Nevertheless, it’s peaks and valleys with the dub of this show and the good far outweighs the less-good. No particularly bad performances at all.
In one of the more impressive releases I’ve come across in terms of Extras, Rooster Teeth pack in a lot of what I like to see: creators talking about their creations. It’s no surprise to me, as Rooster Teeth document the vast majority of the things they do regardless of the project, so seeing it in a RWBY release is the expected icing on the cake. The full list of extras is as follows:
- 3, 2, 1, Begin! – the directors, writers and various other members of the RWBY team discuss their favourite parts about the Vytal Festival.
- No Heroes In The End – the people behind RWBY talk about the journey of this particular volume and how they wanted these characters to really take the gut punch this time around.
- Let’s Make A Show: The Legacy of RWBY – the team looks back on the reception to RWBY, the conception from Monty Oum (RIP) and hint to how much they have planned.
- CRWBY Photos – photos of the crew behind RWBY…. did you not get that from the name?
- RWBY Volume 3 Trailer – self explanatory. Not self exploratory.
- World of Remnant – a 14 minute (and some change) look at the RWBY’s world and its history.
These features were highly enjoyable, but I may be biased as I’m a fan of Rooster Teeth’s work in general. Nevertheless, your average release doesn’t often contain this much in the form of extra content.
RWBY Volume 3 improves on its previous volumes in every conceivable way and firmly cements RWBY as a legitimate series that isn’t afraid to take risks with the characters we’ve come to care for. It’s beautiful, unique and devastating all at the same time. With only minor nit-picks to make in the form of the occasional facial animation and voice acting performance, I’m excited to see what happens next in the world of Remnant as we’re about to embark on a much grander journey. Add to that the extras they’ve packed in, the several commentary tracks and ample amount of trailers and you’ve got yourself a pretty great package. It’s hard to fault RWBY Volume 3 as a whole, and I don’t intend to try any further. If you’ve yet to become enthralled with RWBY, now is most certainly the time.

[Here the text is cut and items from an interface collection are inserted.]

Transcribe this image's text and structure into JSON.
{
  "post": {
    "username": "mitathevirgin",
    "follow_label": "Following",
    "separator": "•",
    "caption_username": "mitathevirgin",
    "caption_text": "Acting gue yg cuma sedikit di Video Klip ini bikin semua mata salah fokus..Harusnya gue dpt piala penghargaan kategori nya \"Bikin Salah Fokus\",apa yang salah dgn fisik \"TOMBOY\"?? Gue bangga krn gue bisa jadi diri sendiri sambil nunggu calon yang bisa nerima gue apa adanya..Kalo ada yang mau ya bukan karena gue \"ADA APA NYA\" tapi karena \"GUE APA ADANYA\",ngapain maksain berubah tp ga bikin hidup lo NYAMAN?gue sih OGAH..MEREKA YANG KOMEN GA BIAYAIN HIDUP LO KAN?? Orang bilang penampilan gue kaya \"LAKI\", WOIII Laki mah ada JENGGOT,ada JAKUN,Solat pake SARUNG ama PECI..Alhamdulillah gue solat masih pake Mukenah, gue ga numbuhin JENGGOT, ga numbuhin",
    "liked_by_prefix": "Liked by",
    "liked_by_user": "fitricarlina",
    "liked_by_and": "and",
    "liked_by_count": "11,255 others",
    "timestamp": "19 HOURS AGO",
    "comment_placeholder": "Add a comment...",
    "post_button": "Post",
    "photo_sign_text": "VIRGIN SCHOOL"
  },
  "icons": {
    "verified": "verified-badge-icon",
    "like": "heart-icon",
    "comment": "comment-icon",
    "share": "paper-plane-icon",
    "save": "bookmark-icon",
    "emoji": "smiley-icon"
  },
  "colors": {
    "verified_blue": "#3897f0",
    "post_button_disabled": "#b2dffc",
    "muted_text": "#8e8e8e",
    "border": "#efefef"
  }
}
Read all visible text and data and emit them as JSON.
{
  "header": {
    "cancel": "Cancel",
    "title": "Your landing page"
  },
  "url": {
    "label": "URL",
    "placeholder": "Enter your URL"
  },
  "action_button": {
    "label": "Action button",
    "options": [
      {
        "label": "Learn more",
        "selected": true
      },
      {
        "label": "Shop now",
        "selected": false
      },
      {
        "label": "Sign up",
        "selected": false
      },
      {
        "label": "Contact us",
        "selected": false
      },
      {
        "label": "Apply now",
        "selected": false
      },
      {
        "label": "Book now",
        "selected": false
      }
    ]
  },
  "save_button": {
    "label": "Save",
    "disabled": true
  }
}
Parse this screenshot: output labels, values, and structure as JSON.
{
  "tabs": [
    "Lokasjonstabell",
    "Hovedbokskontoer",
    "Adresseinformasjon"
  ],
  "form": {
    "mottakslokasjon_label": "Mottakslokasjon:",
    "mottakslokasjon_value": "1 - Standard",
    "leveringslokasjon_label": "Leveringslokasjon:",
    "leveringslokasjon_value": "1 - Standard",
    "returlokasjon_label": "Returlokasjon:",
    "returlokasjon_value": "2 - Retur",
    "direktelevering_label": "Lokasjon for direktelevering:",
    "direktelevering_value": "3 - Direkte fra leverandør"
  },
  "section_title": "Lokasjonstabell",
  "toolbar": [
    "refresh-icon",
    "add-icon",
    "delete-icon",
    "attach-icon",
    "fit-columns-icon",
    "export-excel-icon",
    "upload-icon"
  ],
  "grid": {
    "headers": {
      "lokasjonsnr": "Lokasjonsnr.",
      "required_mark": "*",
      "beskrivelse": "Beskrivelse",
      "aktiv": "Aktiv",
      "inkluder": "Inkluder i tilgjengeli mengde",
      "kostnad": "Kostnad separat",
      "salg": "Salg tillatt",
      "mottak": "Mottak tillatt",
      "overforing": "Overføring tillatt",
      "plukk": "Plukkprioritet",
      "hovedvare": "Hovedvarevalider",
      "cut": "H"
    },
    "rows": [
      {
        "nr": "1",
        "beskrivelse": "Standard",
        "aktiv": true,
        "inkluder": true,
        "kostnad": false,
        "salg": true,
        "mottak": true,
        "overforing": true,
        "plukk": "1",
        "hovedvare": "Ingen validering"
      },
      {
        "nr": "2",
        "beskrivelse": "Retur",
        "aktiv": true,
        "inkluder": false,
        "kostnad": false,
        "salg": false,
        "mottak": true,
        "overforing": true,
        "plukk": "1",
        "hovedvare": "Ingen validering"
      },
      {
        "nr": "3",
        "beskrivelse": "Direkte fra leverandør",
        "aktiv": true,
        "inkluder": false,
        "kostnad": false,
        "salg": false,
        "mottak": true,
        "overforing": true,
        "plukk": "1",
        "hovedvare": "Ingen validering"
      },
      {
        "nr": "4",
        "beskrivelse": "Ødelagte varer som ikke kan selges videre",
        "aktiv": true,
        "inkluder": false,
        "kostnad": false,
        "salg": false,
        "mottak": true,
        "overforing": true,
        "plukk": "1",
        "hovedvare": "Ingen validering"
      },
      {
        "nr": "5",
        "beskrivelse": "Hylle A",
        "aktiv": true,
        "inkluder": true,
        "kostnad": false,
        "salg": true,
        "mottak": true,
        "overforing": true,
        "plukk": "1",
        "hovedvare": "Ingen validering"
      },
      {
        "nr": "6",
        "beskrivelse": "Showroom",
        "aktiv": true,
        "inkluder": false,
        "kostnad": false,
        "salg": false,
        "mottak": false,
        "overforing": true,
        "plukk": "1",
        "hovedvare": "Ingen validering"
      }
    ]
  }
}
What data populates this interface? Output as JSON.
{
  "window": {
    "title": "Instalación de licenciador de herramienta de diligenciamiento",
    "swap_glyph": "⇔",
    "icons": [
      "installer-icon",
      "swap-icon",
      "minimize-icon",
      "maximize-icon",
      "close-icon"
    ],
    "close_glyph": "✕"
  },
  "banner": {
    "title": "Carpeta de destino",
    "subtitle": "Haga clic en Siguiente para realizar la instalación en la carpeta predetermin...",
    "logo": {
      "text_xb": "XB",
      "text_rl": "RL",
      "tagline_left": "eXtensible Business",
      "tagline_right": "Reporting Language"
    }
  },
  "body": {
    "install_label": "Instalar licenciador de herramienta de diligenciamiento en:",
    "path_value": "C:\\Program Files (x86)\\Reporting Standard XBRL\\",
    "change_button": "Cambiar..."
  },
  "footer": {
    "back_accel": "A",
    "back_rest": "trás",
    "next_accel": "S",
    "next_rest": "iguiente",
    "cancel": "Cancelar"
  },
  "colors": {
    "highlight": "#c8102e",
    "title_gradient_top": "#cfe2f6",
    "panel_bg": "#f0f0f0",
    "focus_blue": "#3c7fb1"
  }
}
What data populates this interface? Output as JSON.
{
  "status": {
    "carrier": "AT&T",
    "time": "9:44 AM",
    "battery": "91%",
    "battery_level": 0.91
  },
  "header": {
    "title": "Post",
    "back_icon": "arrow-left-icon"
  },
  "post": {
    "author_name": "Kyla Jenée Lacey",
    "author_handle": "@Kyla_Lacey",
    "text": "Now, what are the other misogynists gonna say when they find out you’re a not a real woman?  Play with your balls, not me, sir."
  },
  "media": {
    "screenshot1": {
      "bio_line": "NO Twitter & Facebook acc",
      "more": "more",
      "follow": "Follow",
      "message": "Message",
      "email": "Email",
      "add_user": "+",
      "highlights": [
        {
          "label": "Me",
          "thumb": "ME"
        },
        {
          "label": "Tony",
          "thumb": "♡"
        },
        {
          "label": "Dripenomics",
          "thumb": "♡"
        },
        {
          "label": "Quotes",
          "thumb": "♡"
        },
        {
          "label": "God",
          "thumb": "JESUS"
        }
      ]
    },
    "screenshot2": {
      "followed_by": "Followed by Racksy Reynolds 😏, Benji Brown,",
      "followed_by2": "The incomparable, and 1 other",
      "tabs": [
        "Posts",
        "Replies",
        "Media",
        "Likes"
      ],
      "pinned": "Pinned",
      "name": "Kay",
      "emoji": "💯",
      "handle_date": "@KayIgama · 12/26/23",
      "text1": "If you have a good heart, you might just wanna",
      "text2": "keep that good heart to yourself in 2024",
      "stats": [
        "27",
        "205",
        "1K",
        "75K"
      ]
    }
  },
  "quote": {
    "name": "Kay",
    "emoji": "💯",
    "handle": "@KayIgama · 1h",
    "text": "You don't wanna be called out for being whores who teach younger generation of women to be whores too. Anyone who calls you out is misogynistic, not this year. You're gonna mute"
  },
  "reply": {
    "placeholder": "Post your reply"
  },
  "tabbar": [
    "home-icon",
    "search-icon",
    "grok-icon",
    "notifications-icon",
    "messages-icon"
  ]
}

Game: RWBY Volume 3
Review Format: Blu-ray
Animation - 8.5/10
Story - 9.7/10
Sub and Dub - 8.2/10
Extras - 9.5/10